A Japanese researcher accused of fabricating scientific results originally hailed as a breakthrough in stem cell research has agreed to retract two papers, deepening doubts about her "game changing" findings.

After staunchly defending her work in a rare, months-long public feud with the prominent Riken institute she works for, Haruko Obokata "has now agreed to a retraction" of the papers, a spokesman for the semi-governmental institute told Reuters on Wednesday.

The January articles in the scientific journal Nature, of which Obokata was the lead author, detailed simple ways to reprogram mature animal cells back to an embryonic-like state, allowing them to generate many different types of tissues - and offering hope for a way of replacing damaged cells or growing new organs in humans.

But questions soon arose about the research as other scientists were unable to replicate the startling results. Riken said its investigations found Obokata had plagiarized and fabricated parts of the papers, raising doubts about the credibility of Japanese science.

Under pressure from some of her fellow authors, Obokata agreed to withdraw a letter that appeared in the journal but refused to withdraw the two articles, defending the discovery of the cells in an emotional April news conference. She has not spoken publicly since then.

But on Tuesday, the Riken spokesman said, Obokata signed a paper approving the withdrawal. He said he had no further details, including the reason for her change.

Whether Nature will withdraw the article remains unclear, as one of the co-authors, Charles Vacanti of Boston's Brigham and Women's Hospital and Harvard University, has not agreed. Typically, all authors must agree to a withdrawal.

Obokata, 30, became a sensation for her youth and stylishness in Japan, where scientific discoveries tend to be the province of older men. Media hailed her as a potential Nobel prize winner and role model but also spent hours on her fashion sense and use of a traditional Japanese apron in the laboratory.

Hailed by the global scientific community, the Nature papers initially drew acclaim for Obokata and for Riken, one of Japan's top scientific research institutes.

The scandal over the papers set off soul-searching in the Japanese scientific community, which critics say has long been hindered by a hierarchical old-boy network biased towards older faculty and a reluctance to question authority.

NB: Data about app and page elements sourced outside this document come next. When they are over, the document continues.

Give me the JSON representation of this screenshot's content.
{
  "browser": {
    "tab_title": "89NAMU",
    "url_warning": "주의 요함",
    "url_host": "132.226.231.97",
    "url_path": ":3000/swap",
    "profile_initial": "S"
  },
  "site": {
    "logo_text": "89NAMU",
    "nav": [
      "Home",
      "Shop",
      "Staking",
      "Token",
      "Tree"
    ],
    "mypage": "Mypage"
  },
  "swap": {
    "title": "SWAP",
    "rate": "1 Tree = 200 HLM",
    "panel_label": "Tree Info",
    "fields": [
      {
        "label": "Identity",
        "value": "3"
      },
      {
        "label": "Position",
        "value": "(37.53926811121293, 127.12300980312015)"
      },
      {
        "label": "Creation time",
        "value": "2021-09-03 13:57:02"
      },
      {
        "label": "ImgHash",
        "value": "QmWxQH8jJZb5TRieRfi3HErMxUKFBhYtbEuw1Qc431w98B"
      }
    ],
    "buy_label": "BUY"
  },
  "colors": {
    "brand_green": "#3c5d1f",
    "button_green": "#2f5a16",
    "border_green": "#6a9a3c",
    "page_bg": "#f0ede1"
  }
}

Obokata's university said it would re-examine the doctoral dissertations of several hundred students after allegations that she had plagiarized there as well, and the head of the Riken panel investigating her had to resign after admitting that he had used some of the same techniques she was criticized for in a paper that he co-authored.

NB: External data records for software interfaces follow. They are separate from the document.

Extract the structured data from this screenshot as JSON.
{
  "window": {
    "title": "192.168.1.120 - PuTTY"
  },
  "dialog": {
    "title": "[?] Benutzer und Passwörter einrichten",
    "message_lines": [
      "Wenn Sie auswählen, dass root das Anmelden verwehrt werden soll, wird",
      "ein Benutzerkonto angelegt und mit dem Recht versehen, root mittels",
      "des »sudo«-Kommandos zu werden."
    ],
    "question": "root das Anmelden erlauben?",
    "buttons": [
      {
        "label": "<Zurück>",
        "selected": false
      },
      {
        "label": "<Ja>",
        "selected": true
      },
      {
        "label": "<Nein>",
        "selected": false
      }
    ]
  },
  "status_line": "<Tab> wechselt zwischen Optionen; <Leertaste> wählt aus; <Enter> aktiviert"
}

Even chemistry Nobel Laureate Shinya Yamanaka called a news conference to apologize for sloppy record-keeping after questions were raised about images in one of his papers, although he was cleared of wrongdoing.